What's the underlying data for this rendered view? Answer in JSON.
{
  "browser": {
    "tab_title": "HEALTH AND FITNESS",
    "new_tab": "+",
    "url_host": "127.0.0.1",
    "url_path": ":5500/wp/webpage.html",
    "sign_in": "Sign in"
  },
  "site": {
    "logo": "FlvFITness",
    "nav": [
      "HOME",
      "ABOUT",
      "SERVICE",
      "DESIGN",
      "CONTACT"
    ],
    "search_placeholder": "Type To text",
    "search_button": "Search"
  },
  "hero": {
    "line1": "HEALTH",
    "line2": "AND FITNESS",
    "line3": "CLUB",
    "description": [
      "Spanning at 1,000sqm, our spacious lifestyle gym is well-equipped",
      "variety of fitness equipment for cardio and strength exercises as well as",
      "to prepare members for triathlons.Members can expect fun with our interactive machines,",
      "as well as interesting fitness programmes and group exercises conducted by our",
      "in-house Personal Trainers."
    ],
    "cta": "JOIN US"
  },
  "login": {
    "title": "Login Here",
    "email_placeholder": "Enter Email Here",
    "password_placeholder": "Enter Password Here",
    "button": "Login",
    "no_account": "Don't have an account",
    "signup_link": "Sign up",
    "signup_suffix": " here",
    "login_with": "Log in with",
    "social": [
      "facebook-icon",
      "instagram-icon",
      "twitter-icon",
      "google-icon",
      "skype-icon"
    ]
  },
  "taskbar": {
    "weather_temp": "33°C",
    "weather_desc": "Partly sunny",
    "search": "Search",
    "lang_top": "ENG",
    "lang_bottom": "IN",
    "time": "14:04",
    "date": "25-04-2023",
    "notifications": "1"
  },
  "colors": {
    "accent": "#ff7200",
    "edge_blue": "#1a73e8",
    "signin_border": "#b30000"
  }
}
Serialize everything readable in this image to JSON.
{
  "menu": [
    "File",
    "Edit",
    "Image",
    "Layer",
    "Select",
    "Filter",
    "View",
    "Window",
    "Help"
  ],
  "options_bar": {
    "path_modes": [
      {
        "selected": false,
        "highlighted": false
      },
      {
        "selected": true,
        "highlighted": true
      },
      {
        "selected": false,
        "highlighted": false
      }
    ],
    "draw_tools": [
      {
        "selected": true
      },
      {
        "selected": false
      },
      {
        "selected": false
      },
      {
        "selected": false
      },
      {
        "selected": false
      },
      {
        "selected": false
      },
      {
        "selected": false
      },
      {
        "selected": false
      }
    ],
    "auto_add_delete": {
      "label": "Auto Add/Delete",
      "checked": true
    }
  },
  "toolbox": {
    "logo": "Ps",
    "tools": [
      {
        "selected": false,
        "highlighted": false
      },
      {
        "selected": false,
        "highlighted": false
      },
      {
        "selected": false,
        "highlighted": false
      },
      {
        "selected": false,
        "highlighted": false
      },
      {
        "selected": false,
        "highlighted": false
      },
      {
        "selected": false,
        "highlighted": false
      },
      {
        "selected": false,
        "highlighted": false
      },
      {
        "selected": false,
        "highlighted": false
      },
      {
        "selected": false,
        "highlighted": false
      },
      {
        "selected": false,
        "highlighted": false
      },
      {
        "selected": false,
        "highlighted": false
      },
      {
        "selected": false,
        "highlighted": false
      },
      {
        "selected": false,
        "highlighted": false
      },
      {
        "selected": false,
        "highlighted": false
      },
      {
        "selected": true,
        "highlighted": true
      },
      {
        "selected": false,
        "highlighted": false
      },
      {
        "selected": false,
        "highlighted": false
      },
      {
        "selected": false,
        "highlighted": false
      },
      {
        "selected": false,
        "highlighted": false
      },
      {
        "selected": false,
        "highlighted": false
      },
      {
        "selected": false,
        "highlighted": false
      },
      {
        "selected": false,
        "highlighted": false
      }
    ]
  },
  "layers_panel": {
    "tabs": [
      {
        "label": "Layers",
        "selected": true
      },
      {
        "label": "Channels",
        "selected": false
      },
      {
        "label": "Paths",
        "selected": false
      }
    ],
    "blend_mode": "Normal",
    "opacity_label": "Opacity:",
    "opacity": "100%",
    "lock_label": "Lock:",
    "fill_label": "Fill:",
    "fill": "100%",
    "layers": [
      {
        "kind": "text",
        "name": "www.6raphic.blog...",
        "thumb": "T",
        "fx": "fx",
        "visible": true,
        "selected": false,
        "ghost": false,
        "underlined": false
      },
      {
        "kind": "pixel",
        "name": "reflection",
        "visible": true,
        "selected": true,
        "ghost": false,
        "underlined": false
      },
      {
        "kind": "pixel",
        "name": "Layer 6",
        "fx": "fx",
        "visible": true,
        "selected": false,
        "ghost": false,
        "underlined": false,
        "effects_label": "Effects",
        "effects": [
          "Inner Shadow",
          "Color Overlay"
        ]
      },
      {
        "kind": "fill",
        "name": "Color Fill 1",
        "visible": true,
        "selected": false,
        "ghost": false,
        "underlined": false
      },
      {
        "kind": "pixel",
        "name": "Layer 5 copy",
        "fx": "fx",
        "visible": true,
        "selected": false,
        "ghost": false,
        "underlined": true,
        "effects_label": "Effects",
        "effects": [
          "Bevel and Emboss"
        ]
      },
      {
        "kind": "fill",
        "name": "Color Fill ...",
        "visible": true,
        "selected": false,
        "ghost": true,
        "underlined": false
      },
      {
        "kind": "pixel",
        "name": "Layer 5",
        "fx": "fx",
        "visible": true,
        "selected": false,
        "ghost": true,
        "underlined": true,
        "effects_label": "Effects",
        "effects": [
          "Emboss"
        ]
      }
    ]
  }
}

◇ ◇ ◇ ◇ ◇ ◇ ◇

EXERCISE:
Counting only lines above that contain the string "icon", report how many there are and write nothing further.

OUTPUT OF THE TASK:
5